Taken from: Poetry.org

Epistolary poems are, quite literally, poems that read as letters. As poems of direct address, they can be intimate and colloquial or formal and measured. The subject matter can range from philosophical investigation to a declaration of love to a list of errands, and epistles can take any form, from heroic couplets to free verse.

Elizabeth Bishop’s “Letter to N.Y.," for example, uses rhyming quatrains:

In your next letter I wish you’d say
where you are going and what you are doing;
how are the plays, and after the plays
what other pleasures you’re pursuing:

taking cabs in the middle of the night,
driving as if to save your soul
where the road goes round and round the park
and the meter glares like a moral owl

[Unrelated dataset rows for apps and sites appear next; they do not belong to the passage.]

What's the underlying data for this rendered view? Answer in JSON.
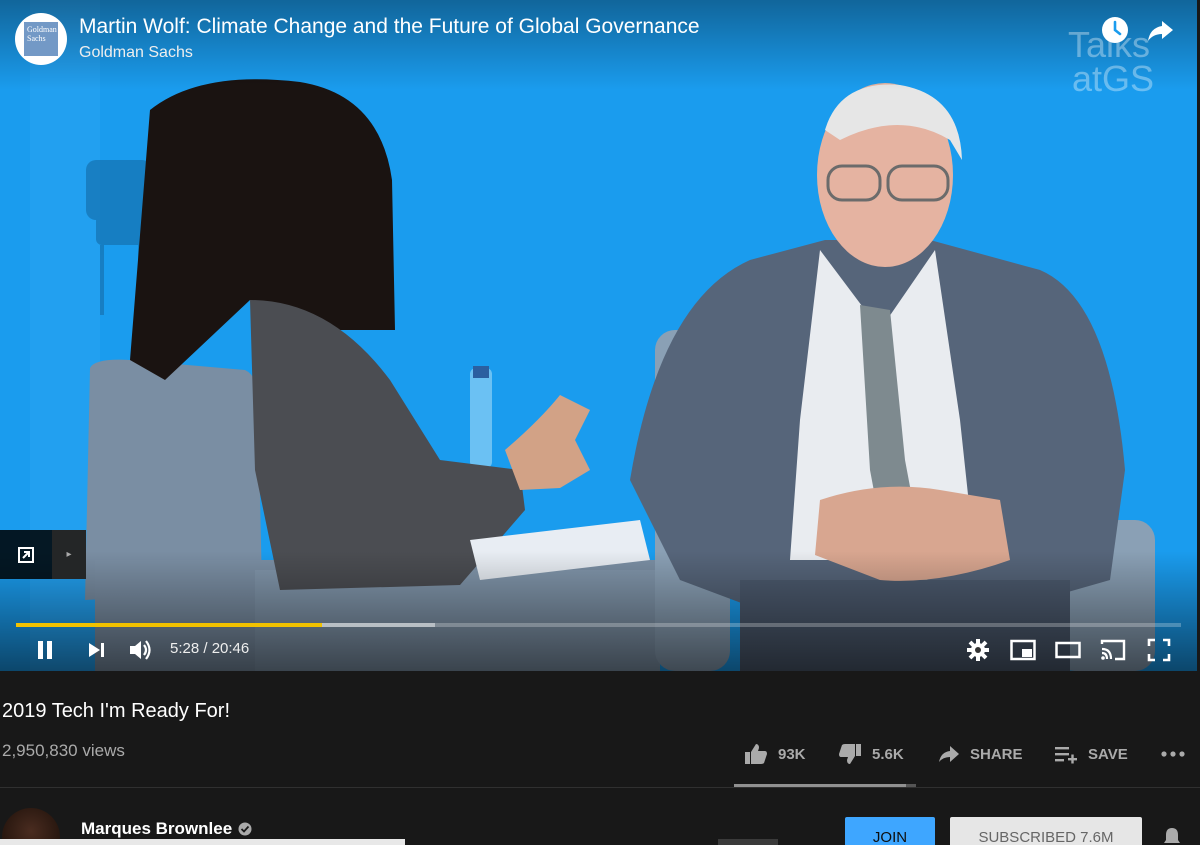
{
  "player": {
    "title": "Martin Wolf: Climate Change and the Future of Global Governance",
    "channel": "Goldman Sachs",
    "logo_text": "Goldman Sachs",
    "watermark_line1": "Talks",
    "watermark_line2": "atGS",
    "time": "5:28 / 20:46",
    "played_fraction": 0.263,
    "buffered_fraction": 0.36,
    "accent": "#f2c200",
    "top_icons": [
      "watch-later-icon",
      "share-icon"
    ],
    "controls": [
      "pause-icon",
      "next-icon",
      "volume-icon",
      "settings-icon",
      "miniplayer-icon",
      "theater-icon",
      "cast-icon",
      "fullscreen-icon"
    ]
  },
  "info": {
    "title": "2019 Tech I'm Ready For!",
    "views": "2,950,830 views",
    "likes": "93K",
    "dislikes": "5.6K",
    "share": "SHARE",
    "save": "SAVE",
    "like_fraction": 0.943
  },
  "owner": {
    "name": "Marques Brownlee",
    "join": "JOIN",
    "subscribed": "SUBSCRIBED  7.6M"
  }
}
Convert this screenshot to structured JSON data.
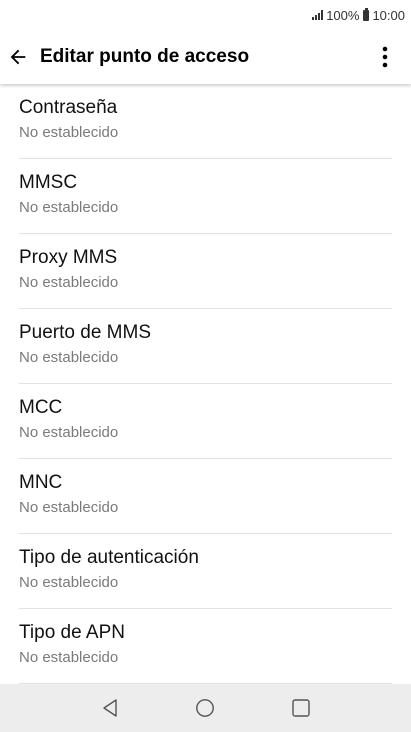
{
  "status_bar": {
    "battery_text": "100%",
    "time": "10:00",
    "icons": [
      "signal-icon",
      "battery-icon"
    ]
  },
  "app_bar": {
    "title": "Editar punto de acceso",
    "back_icon": "arrow-back-icon",
    "more_icon": "more-vert-icon"
  },
  "settings": [
    {
      "title": "Contraseña",
      "summary": "No establecido"
    },
    {
      "title": "MMSC",
      "summary": "No establecido"
    },
    {
      "title": "Proxy MMS",
      "summary": "No establecido"
    },
    {
      "title": "Puerto de MMS",
      "summary": "No establecido"
    },
    {
      "title": "MCC",
      "summary": "No establecido"
    },
    {
      "title": "MNC",
      "summary": "No establecido"
    },
    {
      "title": "Tipo de autenticación",
      "summary": "No establecido"
    },
    {
      "title": "Tipo de APN",
      "summary": "No establecido"
    }
  ],
  "nav_bar": {
    "icons": [
      "nav-back-icon",
      "nav-home-icon",
      "nav-recents-icon"
    ]
  }
}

The rigid rhyme scheme and structure of the poem belie its mournful, almost obsessive nature. Bishop employs the direct address to express her isolation and longing while maintaining formal distance.

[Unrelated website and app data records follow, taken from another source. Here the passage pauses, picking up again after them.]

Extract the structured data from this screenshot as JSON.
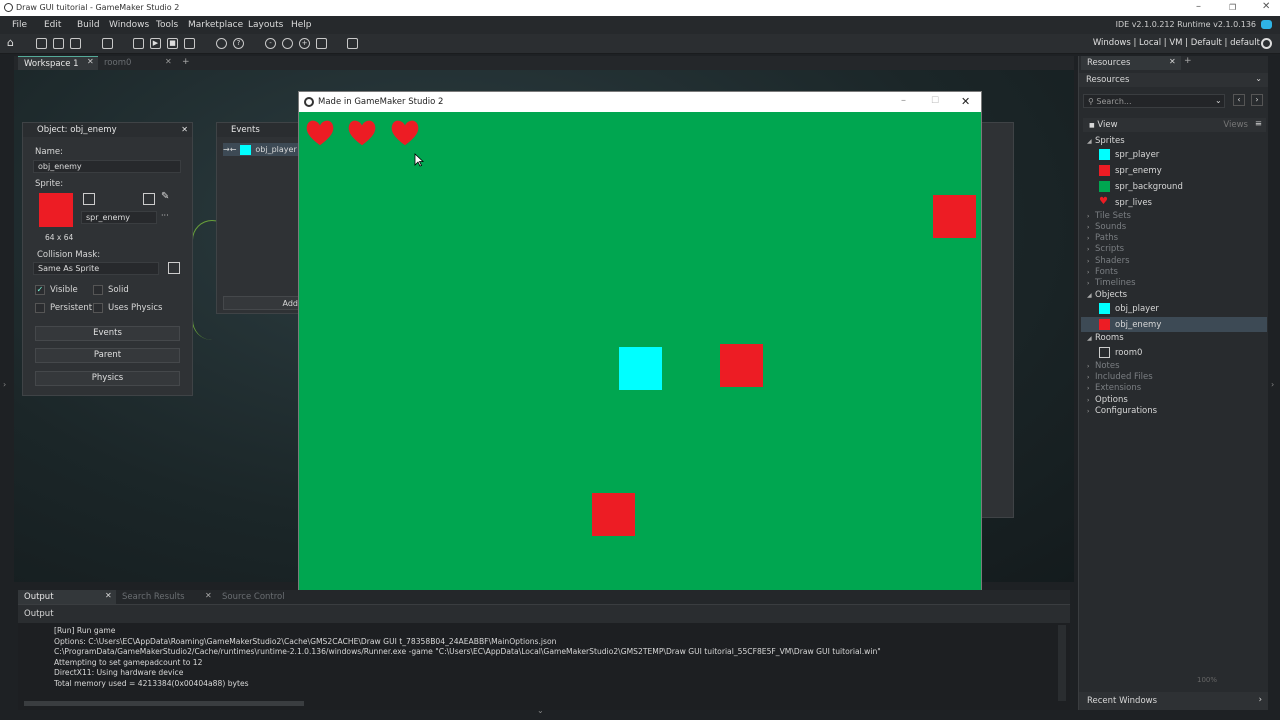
{
  "window_title": "Draw GUI tuitorial - GameMaker Studio 2",
  "menu": [
    "File",
    "Edit",
    "Build",
    "Windows",
    "Tools",
    "Marketplace",
    "Layouts",
    "Help"
  ],
  "ide_version": "IDE v2.1.0.212 Runtime v2.1.0.136",
  "targets": "Windows  |  Local  |  VM  |  Default  |  default",
  "workspace_tabs": [
    "Workspace 1",
    "room0"
  ],
  "object_editor": {
    "title": "Object: obj_enemy",
    "name_label": "Name:",
    "name_value": "obj_enemy",
    "sprite_label": "Sprite:",
    "sprite_value": "spr_enemy",
    "sprite_size": "64 x 64",
    "collision_label": "Collision Mask:",
    "collision_value": "Same As Sprite",
    "visible_label": "Visible",
    "solid_label": "Solid",
    "persistent_label": "Persistent",
    "physics_check_label": "Uses Physics",
    "events_button": "Events",
    "parent_button": "Parent",
    "physics_button": "Physics",
    "colors": {
      "sprite": "#ed1c24"
    }
  },
  "events_panel": {
    "title": "Events",
    "item": "obj_player",
    "add_button": "Add"
  },
  "game_window": {
    "title": "Made in GameMaker Studio 2",
    "lives": 3,
    "colors": {
      "background": "#00a650",
      "enemy": "#ed1c24",
      "player": "#00ffff",
      "heart": "#ed1c24"
    }
  },
  "output": {
    "tabs": [
      "Output",
      "Search Results",
      "Source Control"
    ],
    "header": "Output",
    "lines": [
      "[Run] Run game",
      "Options: C:\\Users\\EC\\AppData\\Roaming\\GameMakerStudio2\\Cache\\GMS2CACHE\\Draw GUI t_78358B04_24AEABBF\\MainOptions.json",
      "C:\\ProgramData/GameMakerStudio2/Cache/runtimes\\runtime-2.1.0.136/windows/Runner.exe -game \"C:\\Users\\EC\\AppData\\Local\\GameMakerStudio2\\GMS2TEMP\\Draw GUI tuitorial_55CF8E5F_VM\\Draw GUI tuitorial.win\"",
      "Attempting to set gamepadcount to 12",
      "DirectX11: Using hardware device",
      "Total memory used = 4213384(0x00404a88) bytes"
    ],
    "zoom": "100%"
  },
  "resources": {
    "tab": "Resources",
    "header": "Resources",
    "search_placeholder": "Search...",
    "view_label": "View",
    "views_label": "Views",
    "groups": {
      "sprites": "Sprites",
      "tile_sets": "Tile Sets",
      "sounds": "Sounds",
      "paths": "Paths",
      "scripts": "Scripts",
      "shaders": "Shaders",
      "fonts": "Fonts",
      "timelines": "Timelines",
      "objects": "Objects",
      "rooms": "Rooms",
      "notes": "Notes",
      "included_files": "Included Files",
      "extensions": "Extensions",
      "options": "Options",
      "configurations": "Configurations"
    },
    "sprites": [
      "spr_player",
      "spr_enemy",
      "spr_background",
      "spr_lives"
    ],
    "objects": [
      "obj_player",
      "obj_enemy"
    ],
    "rooms": [
      "room0"
    ],
    "recent_windows": "Recent Windows",
    "colors": {
      "spr_player": "#00ffff",
      "spr_enemy": "#ed1c24",
      "spr_background": "#00a650",
      "spr_lives": "#ed1c24"
    }
  }
}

This is counter to epistles that assume the more recognizable conventions of a letter, complete with a traditional opening address, such as Langston Hughes’s “Letter," which begins: “Dear Mama / Time I pay rent and get my food / and laundry I don’t have much left / but here is five dollars for you.” The simple intimacy of the epistolary form gives the poem a familiar ease.

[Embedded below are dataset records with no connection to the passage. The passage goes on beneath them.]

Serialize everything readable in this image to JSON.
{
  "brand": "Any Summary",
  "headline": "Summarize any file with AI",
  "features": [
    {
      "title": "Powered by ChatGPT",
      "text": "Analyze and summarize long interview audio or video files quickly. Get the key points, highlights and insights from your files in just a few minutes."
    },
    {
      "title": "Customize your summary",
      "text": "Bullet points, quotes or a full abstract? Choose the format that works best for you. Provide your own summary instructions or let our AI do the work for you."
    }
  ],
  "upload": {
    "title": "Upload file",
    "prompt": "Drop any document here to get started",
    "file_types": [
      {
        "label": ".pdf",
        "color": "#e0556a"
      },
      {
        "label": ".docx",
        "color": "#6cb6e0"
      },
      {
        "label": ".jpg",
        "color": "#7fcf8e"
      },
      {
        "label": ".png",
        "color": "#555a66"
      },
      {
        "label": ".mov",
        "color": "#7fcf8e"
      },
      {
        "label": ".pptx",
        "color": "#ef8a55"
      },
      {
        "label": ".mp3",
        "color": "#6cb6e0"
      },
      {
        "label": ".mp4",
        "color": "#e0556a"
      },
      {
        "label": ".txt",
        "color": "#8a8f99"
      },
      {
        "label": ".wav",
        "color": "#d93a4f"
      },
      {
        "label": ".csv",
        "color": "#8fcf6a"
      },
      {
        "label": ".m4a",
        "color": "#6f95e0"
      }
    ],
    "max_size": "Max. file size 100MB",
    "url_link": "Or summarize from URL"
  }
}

The appeal of epistolary poems is in their freedom. The audience can be internal or external. The poet may be speaking to an unnamed recipient or to the world at large, to bodiless entities or abstract concepts.
As usual, feel free to post your finished pieces in the main forum for feedback.